Items listed in a dataset
▽

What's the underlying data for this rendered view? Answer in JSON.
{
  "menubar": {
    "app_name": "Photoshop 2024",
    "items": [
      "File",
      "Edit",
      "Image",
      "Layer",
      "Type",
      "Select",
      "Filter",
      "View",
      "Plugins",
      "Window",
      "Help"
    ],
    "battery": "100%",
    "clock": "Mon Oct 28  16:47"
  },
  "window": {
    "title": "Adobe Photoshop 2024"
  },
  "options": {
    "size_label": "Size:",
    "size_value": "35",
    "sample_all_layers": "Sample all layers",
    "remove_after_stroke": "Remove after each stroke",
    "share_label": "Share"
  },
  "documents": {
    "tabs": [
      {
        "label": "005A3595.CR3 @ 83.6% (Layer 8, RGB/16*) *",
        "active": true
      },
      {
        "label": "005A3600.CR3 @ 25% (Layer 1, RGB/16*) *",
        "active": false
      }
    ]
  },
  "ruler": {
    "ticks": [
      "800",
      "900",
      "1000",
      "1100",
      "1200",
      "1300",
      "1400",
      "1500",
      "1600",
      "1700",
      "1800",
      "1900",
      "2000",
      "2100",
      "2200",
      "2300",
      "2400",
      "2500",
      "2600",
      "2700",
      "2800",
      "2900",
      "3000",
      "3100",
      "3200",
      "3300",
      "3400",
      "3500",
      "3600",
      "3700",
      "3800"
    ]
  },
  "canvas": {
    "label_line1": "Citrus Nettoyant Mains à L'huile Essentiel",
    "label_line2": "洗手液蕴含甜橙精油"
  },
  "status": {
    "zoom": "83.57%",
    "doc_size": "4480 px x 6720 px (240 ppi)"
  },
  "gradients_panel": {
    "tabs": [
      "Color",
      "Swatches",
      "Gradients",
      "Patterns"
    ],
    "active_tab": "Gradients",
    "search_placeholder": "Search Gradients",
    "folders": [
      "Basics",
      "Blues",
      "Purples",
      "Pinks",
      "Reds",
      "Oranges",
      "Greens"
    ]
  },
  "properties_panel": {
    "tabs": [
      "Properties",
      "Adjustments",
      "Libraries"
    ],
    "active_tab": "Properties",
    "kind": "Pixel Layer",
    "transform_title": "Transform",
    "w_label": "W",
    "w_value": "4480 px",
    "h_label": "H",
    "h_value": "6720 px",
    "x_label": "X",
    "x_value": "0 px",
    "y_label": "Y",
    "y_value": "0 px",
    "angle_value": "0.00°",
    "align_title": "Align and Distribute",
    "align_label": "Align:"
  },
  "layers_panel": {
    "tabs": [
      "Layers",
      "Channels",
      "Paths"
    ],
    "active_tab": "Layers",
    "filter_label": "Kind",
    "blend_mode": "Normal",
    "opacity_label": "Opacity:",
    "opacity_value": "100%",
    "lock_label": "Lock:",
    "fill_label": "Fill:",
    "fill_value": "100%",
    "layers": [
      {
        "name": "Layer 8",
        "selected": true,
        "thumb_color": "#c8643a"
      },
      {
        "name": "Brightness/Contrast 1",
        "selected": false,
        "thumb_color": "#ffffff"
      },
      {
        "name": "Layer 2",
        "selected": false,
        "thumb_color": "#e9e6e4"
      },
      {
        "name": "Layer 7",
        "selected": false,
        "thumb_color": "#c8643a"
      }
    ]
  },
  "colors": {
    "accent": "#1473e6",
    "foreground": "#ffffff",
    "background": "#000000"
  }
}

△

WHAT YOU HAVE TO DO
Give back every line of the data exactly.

REPLY TO THE TASK
What's the underlying data for this rendered view? Answer in JSON.
{
  "menubar": {
    "app_name": "Photoshop 2024",
    "items": [
      "File",
      "Edit",
      "Image",
      "Layer",
      "Type",
      "Select",
      "Filter",
      "View",
      "Plugins",
      "Window",
      "Help"
    ],
    "battery": "100%",
    "clock": "Mon Oct 28  16:47"
  },
  "window": {
    "title": "Adobe Photoshop 2024"
  },
  "options": {
    "size_label": "Size:",
    "size_value": "35",
    "sample_all_layers": "Sample all layers",
    "remove_after_stroke": "Remove after each stroke",
    "share_label": "Share"
  },
  "documents": {
    "tabs": [
      {
        "label": "005A3595.CR3 @ 83.6% (Layer 8, RGB/16*) *",
        "active": true
      },
      {
        "label": "005A3600.CR3 @ 25% (Layer 1, RGB/16*) *",
        "active": false
      }
    ]
  },
  "ruler": {
    "ticks": [
      "800",
      "900",
      "1000",
      "1100",
      "1200",
      "1300",
      "1400",
      "1500",
      "1600",
      "1700",
      "1800",
      "1900",
      "2000",
      "2100",
      "2200",
      "2300",
      "2400",
      "2500",
      "2600",
      "2700",
      "2800",
      "2900",
      "3000",
      "3100",
      "3200",
      "3300",
      "3400",
      "3500",
      "3600",
      "3700",
      "3800"
    ]
  },
  "canvas": {
    "label_line1": "Citrus Nettoyant Mains à L'huile Essentiel",
    "label_line2": "洗手液蕴含甜橙精油"
  },
  "status": {
    "zoom": "83.57%",
    "doc_size": "4480 px x 6720 px (240 ppi)"
  },
  "gradients_panel": {
    "tabs": [
      "Color",
      "Swatches",
      "Gradients",
      "Patterns"
    ],
    "active_tab": "Gradients",
    "search_placeholder": "Search Gradients",
    "folders": [
      "Basics",
      "Blues",
      "Purples",
      "Pinks",
      "Reds",
      "Oranges",
      "Greens"
    ]
  },
  "properties_panel": {
    "tabs": [
      "Properties",
      "Adjustments",
      "Libraries"
    ],
    "active_tab": "Properties",
    "kind": "Pixel Layer",
    "transform_title": "Transform",
    "w_label": "W",
    "w_value": "4480 px",
    "h_label": "H",
    "h_value": "6720 px",
    "x_label": "X",
    "x_value": "0 px",
    "y_label": "Y",
    "y_value": "0 px",
    "angle_value": "0.00°",
    "align_title": "Align and Distribute",
    "align_label": "Align:"
  },
  "layers_panel": {
    "tabs": [
      "Layers",
      "Channels",
      "Paths"
    ],
    "active_tab": "Layers",
    "filter_label": "Kind",
    "blend_mode": "Normal",
    "opacity_label": "Opacity:",
    "opacity_value": "100%",
    "lock_label": "Lock:",
    "fill_label": "Fill:",
    "fill_value": "100%",
    "layers": [
      {
        "name": "Layer 8",
        "selected": true,
        "thumb_color": "#c8643a"
      },
      {
        "name": "Brightness/Contrast 1",
        "selected": false,
        "thumb_color": "#ffffff"
      },
      {
        "name": "Layer 2",
        "selected": false,
        "thumb_color": "#e9e6e4"
      },
      {
        "name": "Layer 7",
        "selected": false,
        "thumb_color": "#c8643a"
      }
    ]
  },
  "colors": {
    "accent": "#1473e6",
    "foreground": "#ffffff",
    "background": "#000000"
  }
}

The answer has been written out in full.